The figure shows the FuG 25a electron tube filament supply

FuG 25a Receiver
The noise figure of the receiver is approx. 8 dB mainly determined by the mixer tube and the receivers bandwidth. However, the minimum interrogating pulse signal at the receiver frontend necessary for triggering the transmitter is approx. 250 - 300 µV at the 60 ohms input impedance (equal to approx. -88 dBw), as measured on T/R unit with Werk - Nr. 927‘167


FuG 25a Transmitter
The rf pulse peak power of the transmitter was approx. 200 – 300 watts (depending from the condition of the LS 50 transmitter tube) the pulse length was approx. 0.3 µs. The delay between the leading edge of the interrogating pulse und triggering of the transmitter was 3 – 7 µs depending from the level of the interrogating pulse signal.

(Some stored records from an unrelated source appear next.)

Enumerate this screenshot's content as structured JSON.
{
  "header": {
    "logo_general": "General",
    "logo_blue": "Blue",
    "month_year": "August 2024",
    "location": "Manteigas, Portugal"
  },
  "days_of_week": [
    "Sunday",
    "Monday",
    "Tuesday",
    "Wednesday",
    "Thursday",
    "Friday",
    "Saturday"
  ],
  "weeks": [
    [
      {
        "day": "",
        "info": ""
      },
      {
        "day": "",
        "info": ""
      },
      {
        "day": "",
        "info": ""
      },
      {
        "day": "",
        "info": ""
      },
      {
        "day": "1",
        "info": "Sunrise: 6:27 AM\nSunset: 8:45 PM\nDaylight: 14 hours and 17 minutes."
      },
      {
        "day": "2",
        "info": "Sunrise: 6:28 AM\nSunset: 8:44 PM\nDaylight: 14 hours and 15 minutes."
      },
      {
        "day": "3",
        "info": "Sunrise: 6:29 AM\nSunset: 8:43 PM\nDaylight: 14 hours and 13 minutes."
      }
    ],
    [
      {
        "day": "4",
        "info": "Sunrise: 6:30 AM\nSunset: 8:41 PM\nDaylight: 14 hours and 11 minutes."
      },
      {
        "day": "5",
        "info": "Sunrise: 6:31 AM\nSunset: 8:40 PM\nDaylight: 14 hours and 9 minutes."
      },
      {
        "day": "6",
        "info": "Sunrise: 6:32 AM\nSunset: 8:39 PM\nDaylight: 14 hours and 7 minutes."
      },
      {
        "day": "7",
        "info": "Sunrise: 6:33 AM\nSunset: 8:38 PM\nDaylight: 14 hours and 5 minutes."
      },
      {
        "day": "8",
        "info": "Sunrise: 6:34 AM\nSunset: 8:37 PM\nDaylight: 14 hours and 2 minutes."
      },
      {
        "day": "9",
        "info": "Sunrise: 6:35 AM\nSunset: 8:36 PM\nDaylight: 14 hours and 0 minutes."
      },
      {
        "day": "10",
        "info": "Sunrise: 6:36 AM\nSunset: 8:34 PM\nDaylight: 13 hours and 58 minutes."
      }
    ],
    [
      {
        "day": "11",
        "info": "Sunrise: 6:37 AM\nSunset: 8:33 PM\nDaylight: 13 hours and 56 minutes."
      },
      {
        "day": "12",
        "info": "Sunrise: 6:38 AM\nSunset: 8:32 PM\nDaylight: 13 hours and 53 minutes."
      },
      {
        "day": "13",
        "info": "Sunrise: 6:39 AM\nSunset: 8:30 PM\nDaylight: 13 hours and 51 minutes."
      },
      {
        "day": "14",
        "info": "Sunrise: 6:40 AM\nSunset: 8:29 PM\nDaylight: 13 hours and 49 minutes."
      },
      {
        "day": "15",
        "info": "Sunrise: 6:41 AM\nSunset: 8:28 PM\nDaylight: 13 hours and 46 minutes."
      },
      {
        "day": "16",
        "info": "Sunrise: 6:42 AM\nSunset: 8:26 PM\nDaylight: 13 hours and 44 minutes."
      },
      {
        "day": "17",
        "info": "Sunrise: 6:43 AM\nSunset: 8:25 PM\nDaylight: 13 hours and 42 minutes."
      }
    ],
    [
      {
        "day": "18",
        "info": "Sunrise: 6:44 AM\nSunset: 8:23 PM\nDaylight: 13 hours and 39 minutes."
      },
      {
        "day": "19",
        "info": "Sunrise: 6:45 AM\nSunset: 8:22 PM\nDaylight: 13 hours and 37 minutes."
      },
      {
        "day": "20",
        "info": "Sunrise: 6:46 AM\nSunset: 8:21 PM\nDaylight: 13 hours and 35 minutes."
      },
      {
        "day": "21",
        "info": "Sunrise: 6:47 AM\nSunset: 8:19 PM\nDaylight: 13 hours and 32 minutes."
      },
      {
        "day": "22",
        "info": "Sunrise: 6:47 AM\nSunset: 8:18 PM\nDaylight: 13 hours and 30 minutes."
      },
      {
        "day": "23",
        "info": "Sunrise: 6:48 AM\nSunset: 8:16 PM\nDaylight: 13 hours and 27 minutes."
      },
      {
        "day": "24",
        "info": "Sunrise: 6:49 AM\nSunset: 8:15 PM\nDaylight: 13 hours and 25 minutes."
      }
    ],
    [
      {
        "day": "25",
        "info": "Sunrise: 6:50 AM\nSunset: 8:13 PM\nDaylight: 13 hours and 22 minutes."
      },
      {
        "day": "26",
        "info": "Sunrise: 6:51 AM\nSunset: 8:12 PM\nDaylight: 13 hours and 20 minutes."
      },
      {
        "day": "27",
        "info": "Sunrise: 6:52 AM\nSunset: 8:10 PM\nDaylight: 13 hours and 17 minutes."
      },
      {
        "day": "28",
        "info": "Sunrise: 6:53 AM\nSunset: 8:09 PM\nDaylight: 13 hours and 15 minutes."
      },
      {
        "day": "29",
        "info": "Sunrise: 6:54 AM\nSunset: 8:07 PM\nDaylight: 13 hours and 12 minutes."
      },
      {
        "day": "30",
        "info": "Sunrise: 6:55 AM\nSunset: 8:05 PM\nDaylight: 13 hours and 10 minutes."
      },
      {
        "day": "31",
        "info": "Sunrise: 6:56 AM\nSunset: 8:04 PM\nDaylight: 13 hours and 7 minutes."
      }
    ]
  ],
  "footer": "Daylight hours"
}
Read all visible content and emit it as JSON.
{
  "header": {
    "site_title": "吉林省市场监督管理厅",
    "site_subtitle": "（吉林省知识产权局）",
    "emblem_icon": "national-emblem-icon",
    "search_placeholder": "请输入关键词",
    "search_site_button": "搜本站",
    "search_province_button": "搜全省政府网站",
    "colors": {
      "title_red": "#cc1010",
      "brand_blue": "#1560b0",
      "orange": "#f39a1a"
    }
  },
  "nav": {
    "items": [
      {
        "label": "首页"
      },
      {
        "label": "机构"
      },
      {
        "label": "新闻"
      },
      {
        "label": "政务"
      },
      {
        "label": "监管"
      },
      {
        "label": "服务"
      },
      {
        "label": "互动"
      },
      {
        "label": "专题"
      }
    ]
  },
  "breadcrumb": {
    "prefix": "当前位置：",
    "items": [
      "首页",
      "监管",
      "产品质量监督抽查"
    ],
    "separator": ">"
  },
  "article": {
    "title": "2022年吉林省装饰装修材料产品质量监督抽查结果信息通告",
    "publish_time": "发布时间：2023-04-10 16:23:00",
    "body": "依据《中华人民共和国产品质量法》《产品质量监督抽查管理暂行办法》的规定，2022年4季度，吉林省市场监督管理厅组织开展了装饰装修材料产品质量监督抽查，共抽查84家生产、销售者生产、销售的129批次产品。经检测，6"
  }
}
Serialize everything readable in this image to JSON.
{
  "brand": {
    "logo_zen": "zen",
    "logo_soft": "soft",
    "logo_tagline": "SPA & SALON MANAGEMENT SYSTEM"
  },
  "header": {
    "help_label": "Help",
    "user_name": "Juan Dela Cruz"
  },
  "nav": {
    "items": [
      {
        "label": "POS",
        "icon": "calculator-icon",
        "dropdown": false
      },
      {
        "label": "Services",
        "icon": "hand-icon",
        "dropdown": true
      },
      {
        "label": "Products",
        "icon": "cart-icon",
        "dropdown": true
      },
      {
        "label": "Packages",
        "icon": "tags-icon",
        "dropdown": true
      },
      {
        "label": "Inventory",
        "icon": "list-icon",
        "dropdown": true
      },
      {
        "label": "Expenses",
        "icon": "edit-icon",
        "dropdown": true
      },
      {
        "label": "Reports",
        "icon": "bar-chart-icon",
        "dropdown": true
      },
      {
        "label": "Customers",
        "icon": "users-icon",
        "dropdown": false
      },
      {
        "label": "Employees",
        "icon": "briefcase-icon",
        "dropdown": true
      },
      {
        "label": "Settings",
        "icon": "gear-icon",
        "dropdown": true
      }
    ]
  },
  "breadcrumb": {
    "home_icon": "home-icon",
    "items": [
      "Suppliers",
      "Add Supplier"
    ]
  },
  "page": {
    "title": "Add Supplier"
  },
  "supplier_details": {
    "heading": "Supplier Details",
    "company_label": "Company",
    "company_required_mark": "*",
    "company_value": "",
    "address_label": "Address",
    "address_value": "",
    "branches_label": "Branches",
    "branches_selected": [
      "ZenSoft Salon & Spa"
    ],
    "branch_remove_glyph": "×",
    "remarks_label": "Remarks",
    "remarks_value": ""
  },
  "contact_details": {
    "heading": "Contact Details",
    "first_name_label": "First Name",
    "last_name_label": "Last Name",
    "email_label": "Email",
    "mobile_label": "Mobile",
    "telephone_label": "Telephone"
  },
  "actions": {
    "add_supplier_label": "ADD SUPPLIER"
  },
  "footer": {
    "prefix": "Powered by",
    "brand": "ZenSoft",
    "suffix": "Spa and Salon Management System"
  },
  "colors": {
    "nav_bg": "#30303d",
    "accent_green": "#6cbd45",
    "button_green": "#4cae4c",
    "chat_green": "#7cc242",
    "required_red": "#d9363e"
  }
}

Transmitter Energy Consideration
Dependent on the parameter of the intercept receiver the prf of the FuG 25a transmitter is limited to 200 Hz for any interrogation with rf pulses on a constant spot frequency as transmitted by the Freya radar. The transmitter duty cycle is therefore very low just in the order of (0.3µs/5ms) = 0.00006 For an rf output peak power of 300 watts with a typical transmitter plate voltage of 1200 volts a peak current of 0.54 amps was measured. The required DC pulse power was 650 watts, and the DC energy per pulse equal 0.0022 Joules. The measurements of the transmitter average plate current have shown values of approx. 35 µa. The 1200 volts storage capacitor in the power supply stores for the transmitter an energy of 0. 072 Joules and it is reloaded at a 134 Hz cycle. Trials have shown that the 1200 volts source could be loaded up to 1 ma. It results a DC/RF transmitter efficiency in the order 46%. At a prf of 200 Hz the average rf power is approximately 18 milliwatts for a rf peak power of 300 watts.

Certainly at the time of design was the FuG 25a a very skillful combination of an electronic and electromechanical device. Beside the identification capability the almost perfect time coherency between interrogation and response makes the equipment unique for range measurement applications. The conversion in the power supply from DC to 134 Hz AC enables a very compact design as well as a hidden reserve for the 1200 volts transmitter HV supply for later upgrades. After all the inactive years was the FuG 25a occasionally the investigation still in an excellent mechanical and electrical condition. The only necessary maintenance before operation was cleaning out the ball bearings of the rotary inverter and the worm - gear and provide them with new grease. It seems that nevertheless the war, the equipment was built with the highest quality parts available at the time.


References Summary Report No. F-SU-1109-ND, The High-Frequency War, A Survey of German Electronic Development 10 May 1946 Report 411-95 Survey of German Radar from the Countermeasures Point of View Office of Scientific R&D National Defense Research Committee 4 September 1944 Radar News No. 19 British Air Ministry Translation: Funkmess-Nachrichten No. 19 des Oberkommados der Luftwaffe Generalnachrichtenführer Nr. 40 164/45 g. Kdos. Ln.Isp. 6 Abt. IA 25 Februar 1945 Directory of German Radar Equipment, US War Department, Technical Manual TM E11-219, 15 March 1944 Arthur O. Bauer, Amsterdam NL, Auszüge aus Bordfunkgerät FuG 25a, Geräte Handbuch, Der Reichsminister der Luftfahrt und Oberbefehlshaber der Luftwaffe Technisches Amt GL/C-E4 Berlin 18. Januar 1943 Fritz Trenkle, Die deutschen Funkführungsverfahren bis 1945, ISBN 3-77851647-7